Max Siegel

Trans in the UK: A personal story of transition

‘Oh look! Two trans people on stage and the world hasn't stopped spinning.’

Watch Oxford University’s LGBT+ History Month lecture, delivered at Saïd Business School on 22 February 2023 by trans activist Max Siegal. He is introduced by the University's Chief Diversity Officer, Tim Soutphommasane, and interviewed by Sarah Stephenson-Hunter, joint interim head of the Quality and Diversity Unit.

Siegal opens by recognising the importance of LGBT History Month in what is now a decades-long fight for equal rights: ‘You are likely familiar with the quote “history is written by the victors”; when it comes to LGBTQ history a more accurate quote would be “history is written by the heterosexuals”. LGBTQ voices are routinely spoken over, erased or simply not included at all -- how often have you read about historical figures' “close personal friendship” with a person of the same gender?’ And the fight seems to be getting harder for transgender people: from 2012 to 2019 there was a 614 percent increase in trans related headlines in the UK press, the vast majority of it negative; between 2021 and 2022 there was a 56% increase in hate crimes against trans people; and trans people now experience the highest number of reported hate crimes of any protected group.

In a frank and frequently very funny conversation, Siegal offers hope that this may change in the future, talking about:

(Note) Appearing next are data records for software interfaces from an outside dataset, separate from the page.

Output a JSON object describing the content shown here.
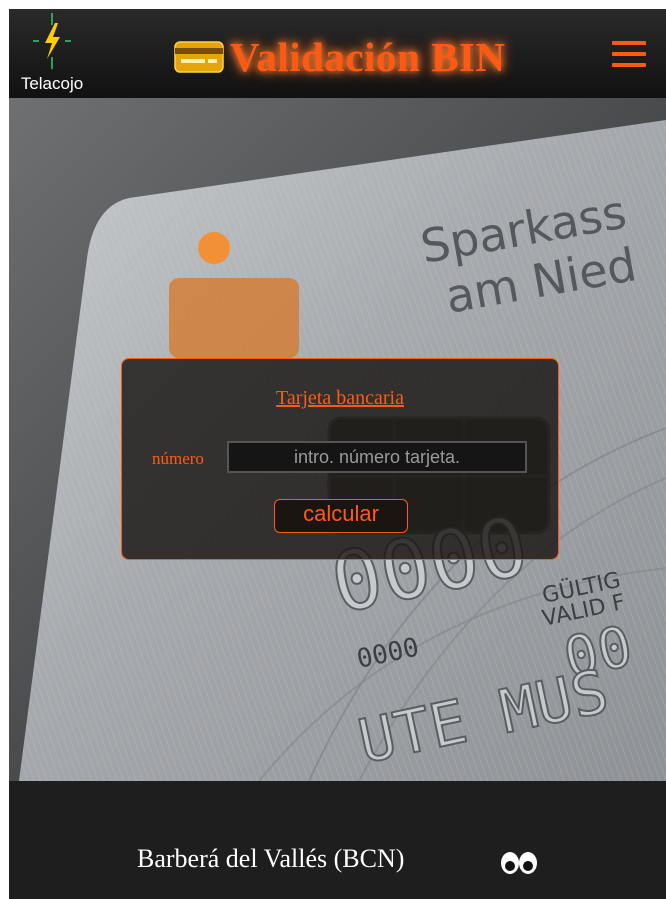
{
  "header": {
    "logo_text": "Telacojo",
    "title": "Validación BIN",
    "icons": {
      "logo": "lightning-logo-icon",
      "card": "credit-card-icon",
      "menu": "hamburger-menu-icon"
    },
    "accent_color": "#ff5a14"
  },
  "hero": {
    "card_print": {
      "bank_line_1": "Sparkass",
      "bank_line_2": "am Nied",
      "number_big": "0000",
      "number_small": "0000",
      "valid_1": "GÜLTIG",
      "valid_2": "VALID F",
      "valid_date": "00",
      "holder": "UTE MUS"
    }
  },
  "form": {
    "title": "Tarjeta bancaria",
    "field_label": "número",
    "field_placeholder": "intro. número tarjeta.",
    "field_value": "",
    "button_label": "calcular"
  },
  "footer": {
    "location": "Barberá del Vallés (BCN)",
    "icon": "eyes-icon"
  }
}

  • The positive role that TikTok, Instagram, and other social media platforms are playing in helping young people discover and recognise their identities: ‘There is this explosion of visibility, positive visibility and people are starting to figure out a lot earlier who they are’.
  • His work with corporations, that often starts with explaining the basics of changing pronouns and the many different approaches to transition that individuals may take, but continues with improved understanding and real action.
  • The importance of allies and role models in supporting members of the LGBTQ community and pushing for change, however incremental it may seem to be. ‘It is our responsibility to stop the cycle, it is our responsibility to learn from the past, the first line of resistance is that of raising voices which are usually spoken over or ignored entirely,’ he says.
Trans in the UK